Gruner managed to do some painting on weekends, and in 1901 began to send work to the exhibitions of the Society of Artists, Sydney. From around 1907 his work began to attract serious attention: one admirer was Norman Lindsay. In 1911 a small shop was started in Bligh Street, Sydney, to sell works of art produced in Australia, and for a time Gruner took charge of it. He then became an assistant to Julian Ashton at the Sydney Art School, and during Ashton's illness took complete charge of classes at the school for about three months. In 1916 he was the winner of the Wynne Prize with a small landscape, "Morning Light", a painting showing the farm of Jim Innes at Emu Plains. This painting was purchased by the Art Gallery of New South Wales (AGNSW). Gruner was again the winner of the Wynne Prize in 1919 with his painting 'Spring Frost' depicting Jim Innes and his cattle and in the following year the AGNSW trustees commissioned him to paint a large picture for the gallery, "The Valley of the Tweed". Though this was awarded the Wynne Prize in 1921 and is a capable work, it scarcely ranks among his best efforts. He seldom afterwards took anything larger than a 24-inch canvas.
In 1923 Gruner visited Europe and was away from Australia for around two years. The effect of travel on his work was very noticeable: there was generally a good deal of simplification, more attention to pattern, and a freer and wider sweep of his brush. Sir William Orpen had provided constructive comments which altered Gruner's style. He became less interested in the problems of light and occasionally his work took on a slightly cold aspect. The changes were not always welcomed by his admirers, but Gruner was right not to allow himself to fall into a groove. He held a one man show in 1927 and, not being a particularly productive artist, was in a position to sell almost everything he produced. Gruner spent much time in finding a suitable subject, and more still in carefully considering it before a brushstroke was made. Later, Gruner became interested in the study of light again, and some excellent work of his last period combined the qualities of his art and his passion.
Wynne Prize wins
- 1916 - Morning Light
- 1919 - Spring Frost
- 1921 - Valley of the Tweed
- 1929 - On the Murrumbidgee
- 1934 - Murrumbidgee Ranges, Canberra
- 1936 - An Australian Landscape
- 1937 - Weetangera, Canberra
Works on exhibition
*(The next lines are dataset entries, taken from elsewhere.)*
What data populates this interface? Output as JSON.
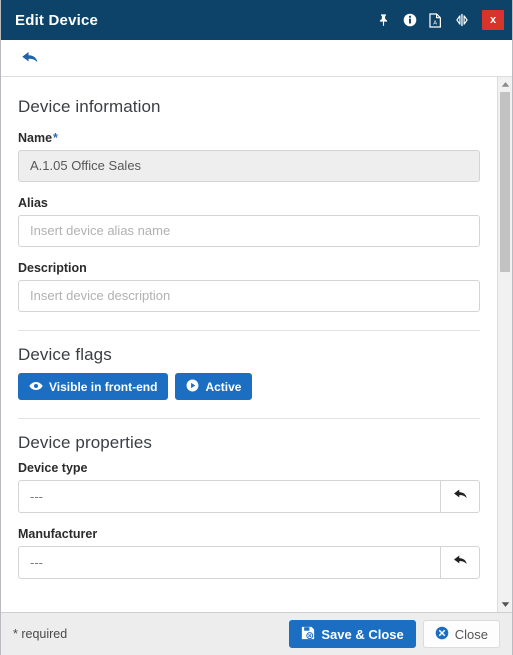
{
  "window": {
    "title": "Edit Device",
    "titlebar_icons": [
      {
        "name": "pin-icon",
        "label": "Pin"
      },
      {
        "name": "info-icon",
        "label": "Info"
      },
      {
        "name": "pdf-file-icon",
        "label": "Export PDF"
      },
      {
        "name": "resize-width-icon",
        "label": "Resize"
      }
    ],
    "close_label": "x"
  },
  "toolbar": {
    "back_label": "Back"
  },
  "sections": {
    "device_information": {
      "heading": "Device information",
      "fields": {
        "name": {
          "label": "Name",
          "required_marker": "*",
          "value": "A.1.05 Office Sales"
        },
        "alias": {
          "label": "Alias",
          "value": "",
          "placeholder": "Insert device alias name"
        },
        "description": {
          "label": "Description",
          "value": "",
          "placeholder": "Insert device description"
        }
      }
    },
    "device_flags": {
      "heading": "Device flags",
      "buttons": [
        {
          "label": "Visible in front-end",
          "icon": "eye-icon",
          "active": true
        },
        {
          "label": "Active",
          "icon": "play-circle-icon",
          "active": true
        }
      ]
    },
    "device_properties": {
      "heading": "Device properties",
      "fields": {
        "device_type": {
          "label": "Device type",
          "value": "---",
          "reset_icon": "reset-arrow-icon"
        },
        "manufacturer": {
          "label": "Manufacturer",
          "value": "---",
          "reset_icon": "reset-arrow-icon"
        }
      }
    }
  },
  "footer": {
    "required_note": "* required",
    "save_label": "Save & Close",
    "close_label": "Close"
  },
  "colors": {
    "titlebar": "#0d4269",
    "accent_blue": "#1b6ec2",
    "close_red": "#d9342b",
    "footer_bg": "#ededed",
    "readonly_bg": "#eeeeee"
  }
}
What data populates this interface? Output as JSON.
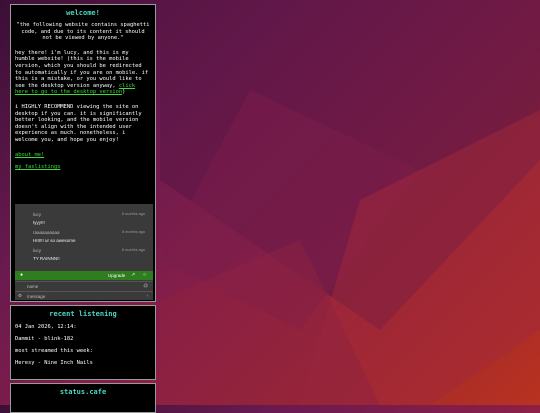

In September 2014, the Gruner painting, untitled but known as The dry road, 1930, was acquired by the Canberra Museum and Gallery (CMAG), from a seller in Sydney. The foreground is dominated by a dusty road and fence behind, running from bottom-left to the middle-right of the picture, with a range of tree-covered mountains behind the mainly treeless valley. It is believed to show a stock route in the Naas Valley in Canberra's south. The main mountain is believed to be Mount Tennent (known to local Indigenous Australians as Tharwa).
- B. Pearce, 'Gruner, Elioth Lauritz Leganyer (1882 - 1939)', Australian Dictionary of Biography, Volume 9, Melbourne University Press, 1983, pp 134-135. Retrieved on 30 December 2008
- Sally Prior, Sydney Morning Herald, 1 March 2014. "Elioth Gruner: The master of light". Retrieved 22 May 2014
- Elioth Gruner landscape painting returns home to Canberra, Louise Maher, ABC News Online, 26 September 2014
- Serle, Percival (1949). "Gruner, Elioth". Dictionary of Australian Biography. Sydney: Angus and Robertson. Retrieved 2008-12-30.
Elioth Gruner and the Innes family of Emu Plains, The Arms Chronicle, Newsletter of the Nepean District Historical Society, August and September 2013 issues